The Rev. Ann Hayman claims that Ventura County is a Bermuda Triangle for human trafficking, and she plans on speaking about it at an event to raise awareness about the issue on Thursday, March 7.

At the Stop Human Trafficking event, presented by Soroptimist International of Camarillo, Ventura, Oxnard and the Conejo Valley, Hayman will tell about her nearly three decades of experience working at the Mary Magdalene Project — a long-term residential program that provides alternatives for women involved in street prostitution in Southern California.

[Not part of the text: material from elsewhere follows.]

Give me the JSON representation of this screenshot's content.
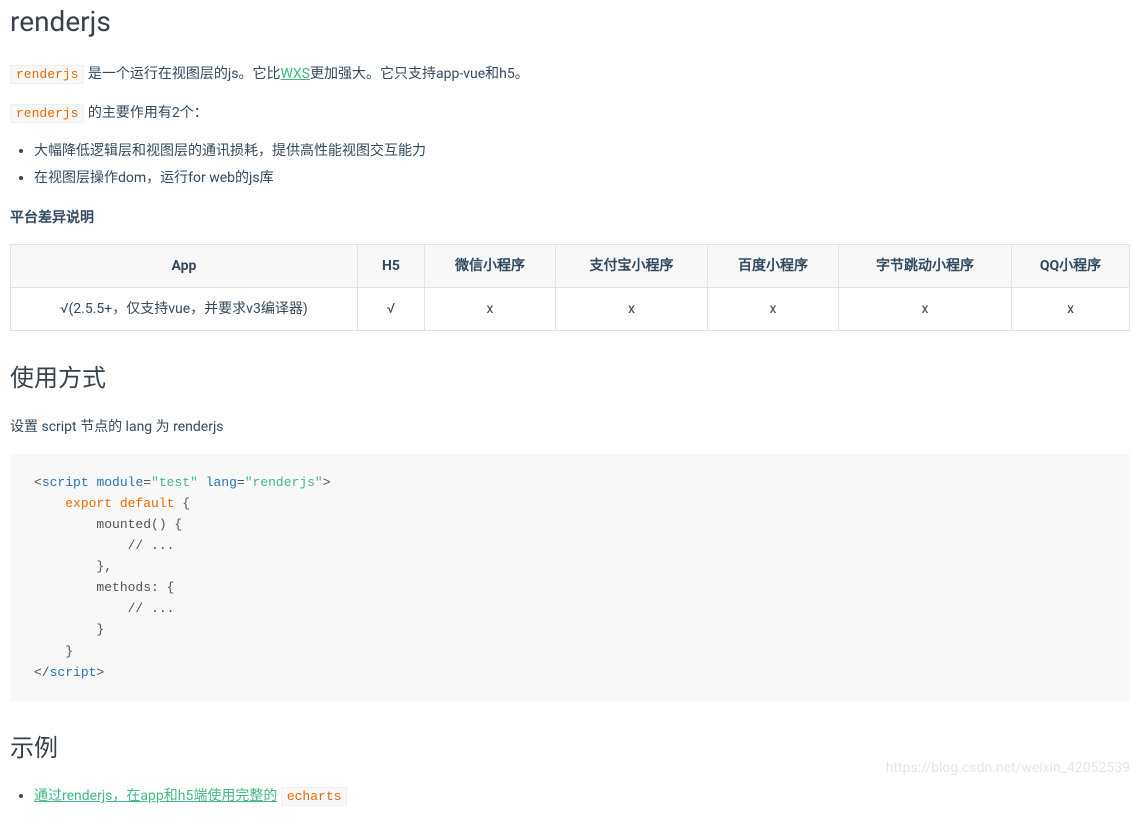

“Most women in Ventura County I have worked with frequent farm workers and military,” Hayman said, adding that military bases, farms and oceanfront properties make for the ideal geographical relationship for prostitution, especially in the city of Oxnard. “The movement of these women has been more significant lately because it’s so much easier to move them around now. It’s become a global entity.”

Other speakers at the event will include Dave Wales, resident agent in charge for ICE Homeland Security investigations in Ventura County; District Attorney Greg Totten; Assemblyman Das Williams; D-Santa Barbara, and Cmdr. Mike Adair, Oxnard Police Department.

Contrary to what Hayman asserts, Wales said he wouldn’t classify Oxnard and the surrounding areas as a “Mecca for human trafficking,” but there is obvious local concern about this modern form of human slavery.

“We’ve partnered with many state and local law enforcement in the area from Ventura County to San Luis Obispo County on these issues, and gone after alleged houses of ill repute and prostitution dens,” said Wales. “We don’t know the extent of the problem in tri-counties because we’re not seeing a huge amount of allegations and tips.”

The main problem for law enforcement, said Wales, is that human trafficking is not an obvious act and is often shrouded in secrecy and fear.

“Traffickers do a good job of keeping victims hidden, and force them into labor servitude to pay off a debt,” said Wales. “Lots of these folks that are trafficked are in a foreign land and afraid of being sent back and exposing themselves to situations that can bring harm.”

Wales said to call 1-866-DHS2ICE to report any suspicious behavior.

The event kicks off at 5:30 p.m. with a community awareness walk at First Presbyterian Church, Oxnard, 850 Ivywood Drive, Oxnard. The program of speakers will begin at 6:30 p.m. For more information, call 320-5215.